Finally, a day off with nice weather. Unfortunately, working until 9 PM Saturdays makes for poor odds for a dawn patrol start Sunday morning. As I organized my kit, I had no particular plans. Only that it was too late in the morning for a Catskills expedition.
I fired up the diesel shooting brake, then I looked at a road map… anyone still use those? Jenny Jump, Stevens State Park… nothing in NJ appealed.
There was Sterling Forest, abutting the NJ-NY state line in Tuxedo. Never been there. Why not? I slipped the clutch, and off we rolled.
Like Lake Minnewaska, Sterling Forest is managed by the Palisades Interstate Park Commission. Unlike Minnewaska, they don’t charge to enter. When I arrived, there was almost no place to park. It reminded me of the darkest days of the pandemic, when hordes of people rode or tramped on trails I used to have to myself.
At the visitor center, the ranger gave me a map. It was a nice color topographic printout from Google Maps, with the trails in orange, red… whatever color the trail markers were. She recommended the Bare Rock loop, which afforded a view of Greenwood Lake. “It’s four miles” she said.
I folded the 8.5” x 11” paper and stashed it in one of the pockets of my hydration pack. Four miles. So I could run Bare Rock, then loop around Sterling Lake, and make a decent day.
Setting out from the visitor center, I ran two-tenths of a mile through the woods to a road. Up the road, past houses and old mining structures. At the dead end, I went into the woods on the Bare Rock trail. The terrain close to the visitor center was crowded, but I had the woods to myself.
The woods and terrain here are similar to Wildcat Ridge, Farny State Park, and Bearfort Ridge on my side of the state line. Lots of hardwood forest, punctuated by hemlocks here and there. The occasional glacial erratic, trails that ranged from runnable to technical. Mining started in the 1840s, later than at Wildcat Ridge.
Bare Rock is a steady climb, intersecting along the way with other trails. At one intersection, I stopped to check the map to see how far out I’d run.
The map was gone. It must have fallen out when I stopped to tighten my shoelaces. Uh, Salomon? The speed lace system works great on nordic ski boots. On trail shoes, not so much.
So: unfamiliar territory, no map, no headlamp, compass, or emergency blanket… just a liter and a half of sports drink and two extra layers. The smart money would have turned back, but I’d started at 11:30 and already gone a mile and a half out of four. Bare Rock had been a big orange loop on the map, and I was running it counterclockwise. Then you link up with the Fire Tower Trail, and back to the car you go. I decided to take the plunge and keep moving ahead.

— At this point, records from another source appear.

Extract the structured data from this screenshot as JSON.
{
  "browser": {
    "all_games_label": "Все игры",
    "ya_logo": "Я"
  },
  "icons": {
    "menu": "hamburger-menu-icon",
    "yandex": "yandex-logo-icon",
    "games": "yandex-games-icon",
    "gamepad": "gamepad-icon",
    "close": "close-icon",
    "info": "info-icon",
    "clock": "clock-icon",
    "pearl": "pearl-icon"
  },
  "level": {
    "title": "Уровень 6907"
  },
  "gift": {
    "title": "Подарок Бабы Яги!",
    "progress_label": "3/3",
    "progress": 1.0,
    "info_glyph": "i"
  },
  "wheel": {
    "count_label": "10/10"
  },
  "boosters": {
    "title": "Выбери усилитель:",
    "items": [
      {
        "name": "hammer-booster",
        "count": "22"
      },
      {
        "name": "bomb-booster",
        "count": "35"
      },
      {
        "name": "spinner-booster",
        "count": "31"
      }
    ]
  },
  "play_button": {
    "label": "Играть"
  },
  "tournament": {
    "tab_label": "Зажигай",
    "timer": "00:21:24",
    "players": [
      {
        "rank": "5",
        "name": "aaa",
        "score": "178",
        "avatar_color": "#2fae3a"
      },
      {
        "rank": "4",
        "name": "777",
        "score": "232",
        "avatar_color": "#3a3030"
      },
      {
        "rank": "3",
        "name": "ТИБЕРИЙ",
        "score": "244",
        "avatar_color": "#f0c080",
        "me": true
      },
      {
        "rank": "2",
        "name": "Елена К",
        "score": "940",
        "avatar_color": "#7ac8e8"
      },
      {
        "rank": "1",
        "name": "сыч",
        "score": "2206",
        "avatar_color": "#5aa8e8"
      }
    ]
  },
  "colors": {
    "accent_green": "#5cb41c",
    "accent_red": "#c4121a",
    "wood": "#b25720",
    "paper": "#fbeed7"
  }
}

Up, up, up. Never brutally steep, but a steady climb. At around three and a half miles, I diverted to the eponymous rock outcropping overlooking Greenwood Lake. Did the ranger miscommunicate, or had I not been listening? Whatever, Bare Rock was gonna be noticeably longer than four miles. Meanwhile, the scene at Greenwood Lake is jarring juxtaposition. The Appalachian Trail was on the ridge above the lake. On the shoreline, houses and marinas sat cheek by jowl.
After grokking the view and memorializing it via camera, I climbed back to the Bare Rock Trail. Settling in for a taste of the unknown, both in terms of new place and no reference points. After another half mile, the trail wended downhill. Eventually I got to a junction with a connector that took me to a beaver pond and an unpleasant encounter with an unleashed German shepherd. It might be time to resume packing pepper spray.
The connector wound around the beaver pond to the Fire Tower trail, and I knew I was in the home stretch. Just so you know you’re in the northeast, Fire Tower includes two stiff technical climbs straight up the fall line. The second one topped out with the fire tower, which I skipped. From there, the trail became a truck road at a reasonable downhill grade. Back to the road, back to the visitor center. It was eight miles by the time I reached the shooting brake.
All in, a good day. Well marked trails and my memory of the lost map allowed me to dodge a bullet. That’s not something I’d try in for example, Harriman State park, where I always manage to get turned around. If you haven’t been to Sterling Forest, it’s worth the trip.